Any parent who has ever steadied a kid on a bicycle while running alongside understands the inadequacy of this approach. When I did the same thing, I thought there must be a better way. Alas, I had no idea about it and preferred that my kids learn in the time-honored way—on their own, with encouragement and some oversight from me. Out of my three kids, only one’s victory moment of “getting it” was ever witnessed by me. But I still couldn’t tell you how she did it.
My own parents were of no help as I struggled to learn, other than watching and keeping quiet. I was thankful for their lack of interference and confusing words. I never bothered to ask them for insight. Maybe it was because I had never seen them ride a bicycle. Only much later, would I suspect that neither knew how.
On that summer evening, all I feared was becoming one of those kids who would never learn how to ride. Then I would be left behind. Forever.
I kept at it. The bike managed to go mostly straight for long enough and stayed upright through a couple of wobbles. I slammed on the brake and got a foot down before I crashed at my newer and higher speed. I reset in the middle of the sidewalk and launched myself once more with just a smidgen more confidence. I rode a bit further. Several more stops and restarts later, I was riding further and further each time.
Then came the miracle moment: I didn’t have to stop.
I still have no idea how I finally managed to get it: stopping and starting at will; riding to the end of the block and stopping to turn the bike around. I didn’t worry about how to make a U-turn or any other kind of turn. I would figure all that out in time. I just wanted to revel in riding back and forth on the sidewalk from the corner to about halfway down the block.
Picking up speed, feeling the rush of wind through my clothes and over my bare forearms, made the glory of the moment intoxicating. After six or seven passes in front of our stoop, I risked a yell to my parents. “I am doing it!”
I snuck a quick glance to see if they were as joyous as I was. But they weren’t smiling. They looked frozen in place, mouths slightly agape. They had a deep look of concern bordering on fear. Whatever was wrong with them, I didn’t want to know and decided to enjoy my first new superpower. I picked up speed. Yahoooo!
After some more sidewalk strafing past my parents, I began to tire and breathe heavily. Dad called to me: slow down a bit, take a break, be more careful. I am sure that Icarus heard the same caring concern from his father as he flew higher and higher toward the sun. I knew exactly why Icarus paid no heed. I was no longer limited by my 20-inch strides and now had a veritable magic carpet ride.
Those of us who prefer two-wheel velocipedes view cars as cages and those in them as “cagers.” And no matter how gilded the cage, it is still a cage to us. Granted, we two-wheelers are sometimes forced into the cage.

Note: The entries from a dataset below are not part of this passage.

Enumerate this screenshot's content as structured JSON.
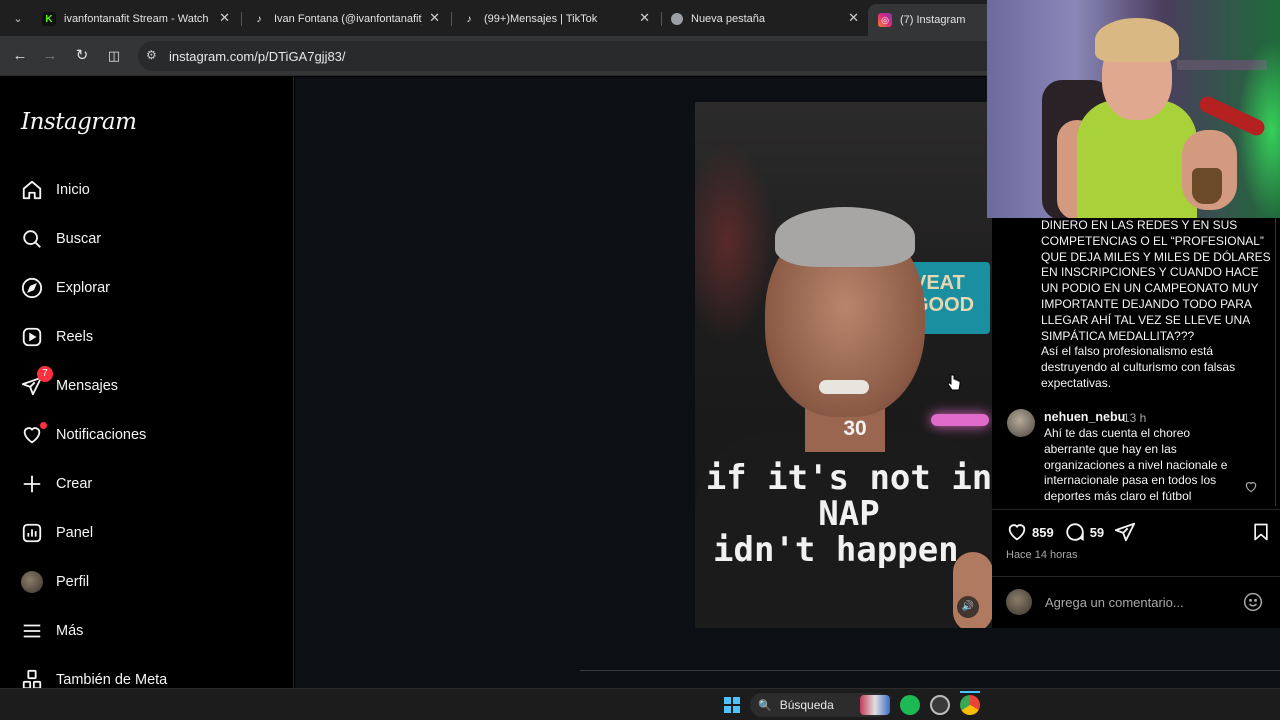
{
  "browser": {
    "tabs": [
      {
        "title": "ivanfontanafit Stream - Watch Live",
        "favicon": "kick-icon",
        "color": "#53fc18"
      },
      {
        "title": "Ivan Fontana (@ivanfontanafit) es",
        "favicon": "tiktok-icon",
        "color": "#ffffff"
      },
      {
        "title": "(99+)Mensajes | TikTok",
        "favicon": "tiktok-icon",
        "color": "#ffffff"
      },
      {
        "title": "Nueva pestaña",
        "favicon": "chrome-icon",
        "color": "#cccccc"
      },
      {
        "title": "(7) Instagram",
        "favicon": "instagram-icon",
        "color": "#e1306c"
      }
    ],
    "url": "instagram.com/p/DTiGA7gjj83/"
  },
  "sidebar": {
    "logo": "Instagram",
    "items": [
      {
        "label": "Inicio",
        "icon": "home-icon"
      },
      {
        "label": "Buscar",
        "icon": "search-icon"
      },
      {
        "label": "Explorar",
        "icon": "compass-icon"
      },
      {
        "label": "Reels",
        "icon": "reels-icon"
      },
      {
        "label": "Mensajes",
        "icon": "messenger-icon",
        "badge": "7"
      },
      {
        "label": "Notificaciones",
        "icon": "heart-icon"
      },
      {
        "label": "Crear",
        "icon": "plus-icon"
      },
      {
        "label": "Panel",
        "icon": "dashboard-icon"
      },
      {
        "label": "Perfil",
        "icon": "avatar"
      },
      {
        "label": "Más",
        "icon": "menu-icon"
      },
      {
        "label": "También de Meta",
        "icon": "meta-icon"
      }
    ]
  },
  "post": {
    "video": {
      "overlay_number": "30",
      "slogan_lines": [
        "if it's not in",
        "NAP",
        "idn't happen"
      ],
      "sign_text": "VEAT\nGOOD"
    },
    "caption": "DINERO EN LAS REDES Y EN SUS COMPETENCIAS O EL “PROFESIONAL” QUE DEJA MILES Y MILES DE DÓLARES EN INSCRIPCIONES Y CUANDO HACE UN PODIO EN UN CAMPEONATO MUY IMPORTANTE DEJANDO TODO PARA LLEGAR AHÍ TAL VEZ SE LLEVE UNA SIMPÁTICA MEDALLITA???\nAsí el falso profesionalismo está destruyendo al culturismo con falsas expectativas.",
    "comment": {
      "user": "nehuen_nebu",
      "time": "13 h",
      "text": "Ahí te das cuenta el choreo aberrante que hay en las organizaciones a nivel nacionale e internacionale pasa en todos los deportes más claro el fútbol"
    },
    "likes": "859",
    "comments_count": "59",
    "posted": "Hace 14 horas",
    "add_comment_placeholder": "Agrega un comentario..."
  },
  "taskbar": {
    "search_label": "Búsqueda"
  }
}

But we know where we are and why it is not optimal. Sometimes we are driving cross-country on the Slab and find ourselves looking at the ditch and wishing more than anything else that we were riding our bikes along the single track at the varmint fence line.

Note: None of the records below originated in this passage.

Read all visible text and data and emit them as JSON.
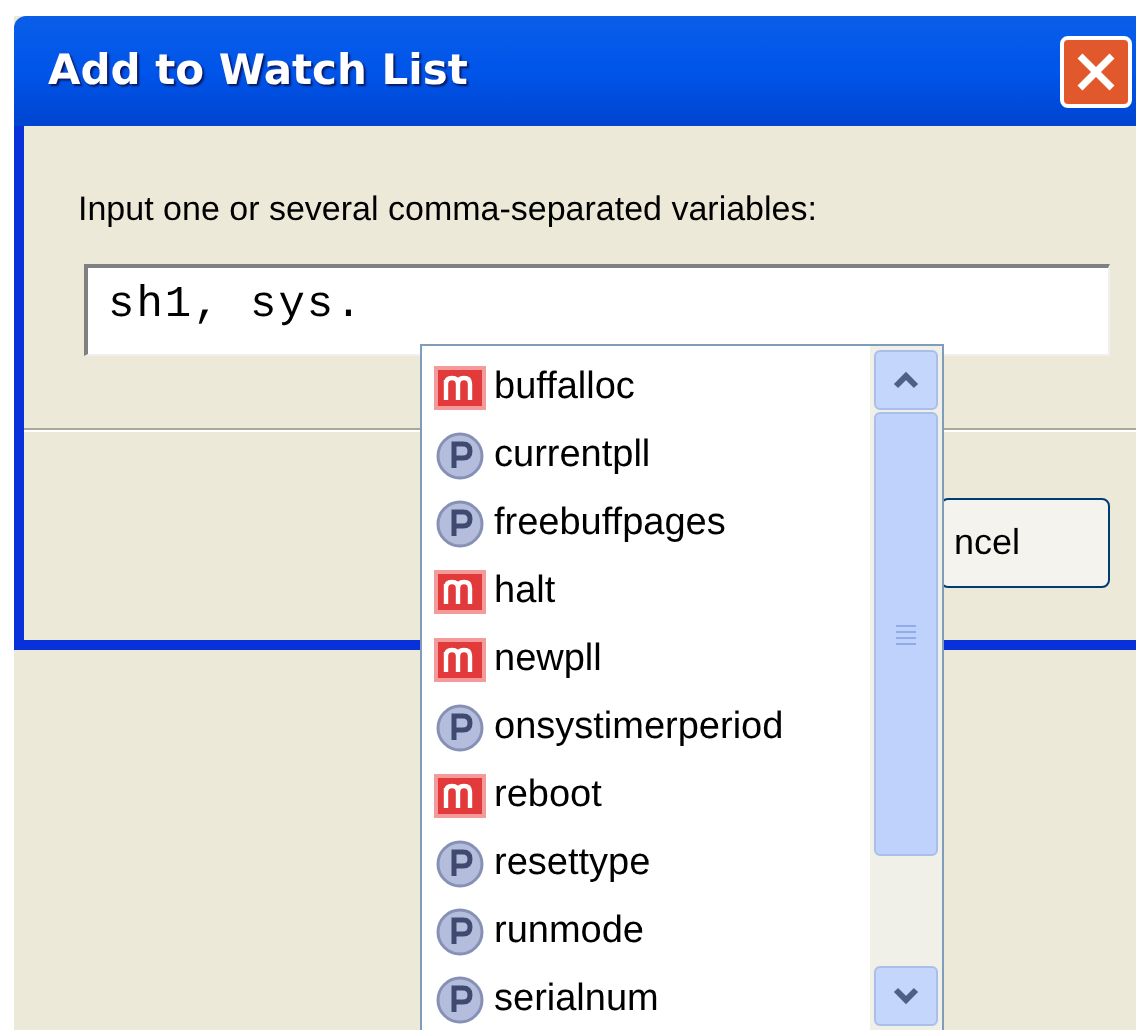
{
  "window": {
    "title": "Add to Watch List"
  },
  "prompt": "Input one or several comma-separated variables:",
  "input": {
    "value": "sh1, sys."
  },
  "buttons": [
    {
      "label": "ncel"
    }
  ],
  "completion_list": [
    {
      "label": "buffalloc",
      "kind": "method"
    },
    {
      "label": "currentpll",
      "kind": "property"
    },
    {
      "label": "freebuffpages",
      "kind": "property"
    },
    {
      "label": "halt",
      "kind": "method"
    },
    {
      "label": "newpll",
      "kind": "method"
    },
    {
      "label": "onsystimerperiod",
      "kind": "property"
    },
    {
      "label": "reboot",
      "kind": "method"
    },
    {
      "label": "resettype",
      "kind": "property"
    },
    {
      "label": "runmode",
      "kind": "property"
    },
    {
      "label": "serialnum",
      "kind": "property"
    }
  ]
}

The cagers are too timid if not outright scared to death of falling off a two-wheeler. For us bikers, the reward of such motion far outweighs the risk of falling. It is the difference between ballroom dancing and pairs ice skating. Very few cagers are so interested in developing any real skill behind the wheel as to make driving really rewarding.
Years later, my dad, trying to understand my constant desire to be on two wheels consoled himself with the phrase, “Some people like to ride in the wagon and some like to be on the horse.”

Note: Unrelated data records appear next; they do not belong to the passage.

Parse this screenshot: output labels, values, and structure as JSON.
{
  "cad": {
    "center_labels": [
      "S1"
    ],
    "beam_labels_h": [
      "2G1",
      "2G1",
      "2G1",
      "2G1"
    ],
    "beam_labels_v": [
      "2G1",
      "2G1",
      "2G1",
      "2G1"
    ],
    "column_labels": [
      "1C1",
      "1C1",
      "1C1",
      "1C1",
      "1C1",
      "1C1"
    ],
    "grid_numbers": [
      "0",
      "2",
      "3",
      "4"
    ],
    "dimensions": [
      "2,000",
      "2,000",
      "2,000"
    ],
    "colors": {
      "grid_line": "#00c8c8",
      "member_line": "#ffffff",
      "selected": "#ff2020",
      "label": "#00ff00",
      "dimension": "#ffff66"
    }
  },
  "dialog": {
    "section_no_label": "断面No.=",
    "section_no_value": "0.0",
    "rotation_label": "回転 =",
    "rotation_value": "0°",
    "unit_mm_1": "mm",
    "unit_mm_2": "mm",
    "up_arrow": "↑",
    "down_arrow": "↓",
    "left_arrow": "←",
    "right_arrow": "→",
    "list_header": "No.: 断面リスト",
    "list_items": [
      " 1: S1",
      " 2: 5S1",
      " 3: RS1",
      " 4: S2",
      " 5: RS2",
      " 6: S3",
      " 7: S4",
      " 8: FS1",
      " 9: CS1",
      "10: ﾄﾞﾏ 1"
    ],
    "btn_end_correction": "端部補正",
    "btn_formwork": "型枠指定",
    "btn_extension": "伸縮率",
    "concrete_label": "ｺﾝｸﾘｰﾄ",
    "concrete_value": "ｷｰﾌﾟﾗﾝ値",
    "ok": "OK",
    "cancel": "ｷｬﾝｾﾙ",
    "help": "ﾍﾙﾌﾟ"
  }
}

Left to my own devises, I would not have a home. I would have something like a “base camp,” a place I didn’t ever have to return to. My wife, Maureen, has given me a home. Home is the place I want to return to, assuming I can get away in the first place.
Life, as I see it, is to be lived in motion.
Fran Kokes is an avid two-wheeler and writer on the subject of motorcycle riding and the open road
Image Credit: © Dreamstime.com